Tobacco board votes to keep settlement distribution the same
The Kentucky Tobacco Settlement Trust (Phase II) Board voted to base the 2000 Phase II payment on the 1999 data base of active quota owners and growers.
The 2000 distribution will be just like last year where the quota owner will receive one-third of the distribution of funds; the growing farm and the grower/tenant will each also receive one-third of the funds.
Payment pounds for quota owners will be based on the 1999 basic quota, while payment pounds for growing farms and growers/tenants will be based on an average of 1999 marketings and effective quota.
Although payment pounds will be lower than last year due to quota/marketing cuts, the per unit payment will be slightly higher resulting in total 2000 Phase II payments being equal to last year's $114 million distribution (thanks to a shortfall being made up with Phase I dollars).
Specific payment levels will be finalized once the 1999 marketing data are released. John-Mark Hack also announced that T-LAP (federal dollars) will be mailed out between May 1 and May 15. Opportunities will exist after May 15 for those eligible individuals who failed to apply for 1999 Phase II (and thus T-LAP) funds to submit an application for both of these funds.
Also an application process is being developed for dark fire-cured growers to receive T-LAP funds.
Terrazole Labeled for Kentucky Use
According to Dr. William Nesmith, Extension plant pathologist, Terrazole 35 WP was labeled for use in Kentucky as of April 24, 2000.
Terrazole is a very effective tool in the control of Pythium and is superior to Ridomil. Mefenoxam-resistant strains of Pythium and black shank are already present, driven by the illegal use of Ridomil in float systems.
Terrazole will cause some plant injury, even when used at the labeled rate, but that injury should be acceptable. Failure to use Terrazole as labeled (attention to mixing and application details) will result in very severe and unacceptable plant injury. Increased enforcement activities may result from getting this product labeled, because part of the claim of merit was that it will reduce the widespread illegal use of pesticides in float beds.
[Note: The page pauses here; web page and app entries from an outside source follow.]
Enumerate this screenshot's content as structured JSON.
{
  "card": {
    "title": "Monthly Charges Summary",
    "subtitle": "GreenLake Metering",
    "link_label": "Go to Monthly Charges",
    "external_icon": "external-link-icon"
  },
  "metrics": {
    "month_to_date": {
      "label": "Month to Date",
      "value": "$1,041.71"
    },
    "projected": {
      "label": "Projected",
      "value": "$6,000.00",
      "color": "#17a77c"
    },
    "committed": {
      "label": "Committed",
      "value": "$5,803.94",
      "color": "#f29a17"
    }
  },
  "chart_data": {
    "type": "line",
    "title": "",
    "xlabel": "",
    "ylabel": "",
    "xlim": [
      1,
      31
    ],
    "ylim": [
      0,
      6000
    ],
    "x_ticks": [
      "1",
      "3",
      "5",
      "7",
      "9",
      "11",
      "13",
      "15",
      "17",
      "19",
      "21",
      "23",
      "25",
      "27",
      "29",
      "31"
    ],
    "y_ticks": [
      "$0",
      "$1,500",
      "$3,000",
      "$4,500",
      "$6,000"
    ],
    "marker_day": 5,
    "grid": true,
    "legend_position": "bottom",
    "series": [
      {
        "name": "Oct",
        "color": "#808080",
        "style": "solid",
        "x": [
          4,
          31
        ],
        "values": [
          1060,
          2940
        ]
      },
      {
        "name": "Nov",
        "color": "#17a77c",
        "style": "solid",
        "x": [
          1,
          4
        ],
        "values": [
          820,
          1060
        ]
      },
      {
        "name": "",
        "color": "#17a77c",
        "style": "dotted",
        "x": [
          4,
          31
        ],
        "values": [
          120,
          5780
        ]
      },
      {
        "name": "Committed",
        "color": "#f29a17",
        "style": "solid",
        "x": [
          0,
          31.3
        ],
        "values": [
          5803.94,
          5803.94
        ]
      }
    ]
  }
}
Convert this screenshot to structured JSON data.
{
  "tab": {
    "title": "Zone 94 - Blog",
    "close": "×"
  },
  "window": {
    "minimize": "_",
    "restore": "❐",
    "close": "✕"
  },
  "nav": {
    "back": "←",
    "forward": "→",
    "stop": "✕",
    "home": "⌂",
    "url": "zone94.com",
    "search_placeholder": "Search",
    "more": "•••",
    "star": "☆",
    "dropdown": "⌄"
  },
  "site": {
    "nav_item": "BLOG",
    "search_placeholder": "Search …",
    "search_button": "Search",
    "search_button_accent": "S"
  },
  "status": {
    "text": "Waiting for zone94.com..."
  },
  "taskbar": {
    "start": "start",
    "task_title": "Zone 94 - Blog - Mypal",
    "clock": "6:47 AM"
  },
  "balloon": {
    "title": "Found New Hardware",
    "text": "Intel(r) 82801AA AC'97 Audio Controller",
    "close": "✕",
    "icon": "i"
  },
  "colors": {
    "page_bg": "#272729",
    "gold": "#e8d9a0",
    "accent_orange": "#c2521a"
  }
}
Terrazole will not be labeled for food crops. It will be labeled only for float beds (in greenhouses or outside). Use in overhead watered systems and outdoor ground beds will be prohibited due to severe plant injury problems. Because this chemical will be labeled for direct contamination of the float water, the state will be required to have a water disposal plan.
The only acceptable plan was the same as labeled for Orthene already -- use it as transplant water. Because of human safety and health issues, strong educational efforts will be made to keep kids out of that water.
Another major consideration may be the cost. At labeled rates, the cost will be considerably more than present Pythium disease treatment.
Strategy to control cutworms in corn
What strategy should you select to manage cutworms in particular fields? This is not an easy question to answer. It depends upon the available resources and scouting services, equipment for applying cutworm controls (insecticide boxes and sprayers), history of cutworm activity, and risk factors for the particular field.
Monitoring for cutworms and the use of rescue treatments require a dedicated effort. Many producers choose to do this themselves, while others use one of several scouting services to monitor activity.
What is the potential for economic losses to cutworms in a particular field? Incidence of cutworm activity is not completely random. Fields with certain characteristics have a greater potential for activity. Cutworm infestations are governed in large part by crop rotation, late planting, low damp areas of the field that drain poorly, excessive fall and early season weed growth, and the tillage or amount of surface residue.
Because of these factors, strategies for cutworm control need to be developed on a field-by-field basis. Corn planted into sod has a greater potential for cutworm and wireworm activity. Corn following soybeans or wheat and using reduced tillage is also at greater risk for cutworms.
While reduced tillage is encouraged for soil and energy conservation, fields using these practices tend to have higher levels of weeds and decaying organic matter. The increased crop residue and weediness of reduced tillage fields may place these at a higher risk for infestation than conventional tillage fields by encouraging cutworm egg laying.
However, controlling weeds after a cutworm population has become established forces cutworms to feed on the corn seedlings.
Ideally, weed control should be initiated 10 to 14 days prior to planting to reduce cutworm levels.